• ABOUT THIS EXERCISE: The response must consist of all the entries, duplicated without alteration.

• AVAILABLE RECORDS:

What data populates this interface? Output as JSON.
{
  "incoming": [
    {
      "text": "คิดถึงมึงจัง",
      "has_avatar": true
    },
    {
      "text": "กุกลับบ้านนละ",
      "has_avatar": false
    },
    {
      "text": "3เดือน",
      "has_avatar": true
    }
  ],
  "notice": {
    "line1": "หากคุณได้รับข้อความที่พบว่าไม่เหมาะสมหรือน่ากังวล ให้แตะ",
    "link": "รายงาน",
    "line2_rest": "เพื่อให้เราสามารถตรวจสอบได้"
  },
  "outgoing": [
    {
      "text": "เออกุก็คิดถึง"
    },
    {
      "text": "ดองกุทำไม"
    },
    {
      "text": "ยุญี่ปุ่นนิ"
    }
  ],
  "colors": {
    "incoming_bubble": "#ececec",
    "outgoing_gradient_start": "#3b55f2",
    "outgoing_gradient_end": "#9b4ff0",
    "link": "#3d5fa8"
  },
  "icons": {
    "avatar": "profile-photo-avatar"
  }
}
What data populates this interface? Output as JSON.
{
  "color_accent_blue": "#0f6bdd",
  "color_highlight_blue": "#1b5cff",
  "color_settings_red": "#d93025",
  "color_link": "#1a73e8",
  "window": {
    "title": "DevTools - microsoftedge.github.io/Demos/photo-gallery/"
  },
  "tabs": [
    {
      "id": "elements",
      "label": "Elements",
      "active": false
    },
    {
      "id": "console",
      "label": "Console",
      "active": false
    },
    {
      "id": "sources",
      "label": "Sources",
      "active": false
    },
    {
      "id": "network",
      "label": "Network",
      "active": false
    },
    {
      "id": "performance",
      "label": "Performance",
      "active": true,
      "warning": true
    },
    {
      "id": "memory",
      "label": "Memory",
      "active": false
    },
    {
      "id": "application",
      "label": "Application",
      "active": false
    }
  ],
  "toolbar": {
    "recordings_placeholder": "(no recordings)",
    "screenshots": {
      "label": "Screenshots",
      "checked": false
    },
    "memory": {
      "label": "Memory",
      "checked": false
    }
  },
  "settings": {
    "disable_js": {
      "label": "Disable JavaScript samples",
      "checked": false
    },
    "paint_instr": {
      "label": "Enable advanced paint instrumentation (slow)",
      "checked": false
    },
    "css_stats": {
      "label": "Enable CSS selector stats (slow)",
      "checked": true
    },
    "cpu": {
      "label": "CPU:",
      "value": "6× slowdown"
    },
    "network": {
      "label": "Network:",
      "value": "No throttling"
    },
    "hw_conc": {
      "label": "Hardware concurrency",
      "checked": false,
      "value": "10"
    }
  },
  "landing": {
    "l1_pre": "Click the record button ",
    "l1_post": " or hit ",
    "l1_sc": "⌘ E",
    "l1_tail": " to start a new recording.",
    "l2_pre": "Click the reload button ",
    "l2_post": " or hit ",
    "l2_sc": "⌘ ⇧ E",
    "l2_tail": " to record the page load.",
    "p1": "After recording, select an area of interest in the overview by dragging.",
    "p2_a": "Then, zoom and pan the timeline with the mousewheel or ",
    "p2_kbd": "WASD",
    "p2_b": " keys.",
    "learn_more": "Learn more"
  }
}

• RESULT OF THIS TASK:
What data populates this interface? Output as JSON.
{
  "incoming": [
    {
      "text": "คิดถึงมึงจัง",
      "has_avatar": true
    },
    {
      "text": "กุกลับบ้านนละ",
      "has_avatar": false
    },
    {
      "text": "3เดือน",
      "has_avatar": true
    }
  ],
  "notice": {
    "line1": "หากคุณได้รับข้อความที่พบว่าไม่เหมาะสมหรือน่ากังวล ให้แตะ",
    "link": "รายงาน",
    "line2_rest": "เพื่อให้เราสามารถตรวจสอบได้"
  },
  "outgoing": [
    {
      "text": "เออกุก็คิดถึง"
    },
    {
      "text": "ดองกุทำไม"
    },
    {
      "text": "ยุญี่ปุ่นนิ"
    }
  ],
  "colors": {
    "incoming_bubble": "#ececec",
    "outgoing_gradient_start": "#3b55f2",
    "outgoing_gradient_end": "#9b4ff0",
    "link": "#3d5fa8"
  },
  "icons": {
    "avatar": "profile-photo-avatar"
  }
}
What data populates this interface? Output as JSON.
{
  "color_accent_blue": "#0f6bdd",
  "color_highlight_blue": "#1b5cff",
  "color_settings_red": "#d93025",
  "color_link": "#1a73e8",
  "window": {
    "title": "DevTools - microsoftedge.github.io/Demos/photo-gallery/"
  },
  "tabs": [
    {
      "id": "elements",
      "label": "Elements",
      "active": false
    },
    {
      "id": "console",
      "label": "Console",
      "active": false
    },
    {
      "id": "sources",
      "label": "Sources",
      "active": false
    },
    {
      "id": "network",
      "label": "Network",
      "active": false
    },
    {
      "id": "performance",
      "label": "Performance",
      "active": true,
      "warning": true
    },
    {
      "id": "memory",
      "label": "Memory",
      "active": false
    },
    {
      "id": "application",
      "label": "Application",
      "active": false
    }
  ],
  "toolbar": {
    "recordings_placeholder": "(no recordings)",
    "screenshots": {
      "label": "Screenshots",
      "checked": false
    },
    "memory": {
      "label": "Memory",
      "checked": false
    }
  },
  "settings": {
    "disable_js": {
      "label": "Disable JavaScript samples",
      "checked": false
    },
    "paint_instr": {
      "label": "Enable advanced paint instrumentation (slow)",
      "checked": false
    },
    "css_stats": {
      "label": "Enable CSS selector stats (slow)",
      "checked": true
    },
    "cpu": {
      "label": "CPU:",
      "value": "6× slowdown"
    },
    "network": {
      "label": "Network:",
      "value": "No throttling"
    },
    "hw_conc": {
      "label": "Hardware concurrency",
      "checked": false,
      "value": "10"
    }
  },
  "landing": {
    "l1_pre": "Click the record button ",
    "l1_post": " or hit ",
    "l1_sc": "⌘ E",
    "l1_tail": " to start a new recording.",
    "l2_pre": "Click the reload button ",
    "l2_post": " or hit ",
    "l2_sc": "⌘ ⇧ E",
    "l2_tail": " to record the page load.",
    "p1": "After recording, select an area of interest in the overview by dragging.",
    "p2_a": "Then, zoom and pan the timeline with the mousewheel or ",
    "p2_kbd": "WASD",
    "p2_b": " keys.",
    "learn_more": "Learn more"
  }
}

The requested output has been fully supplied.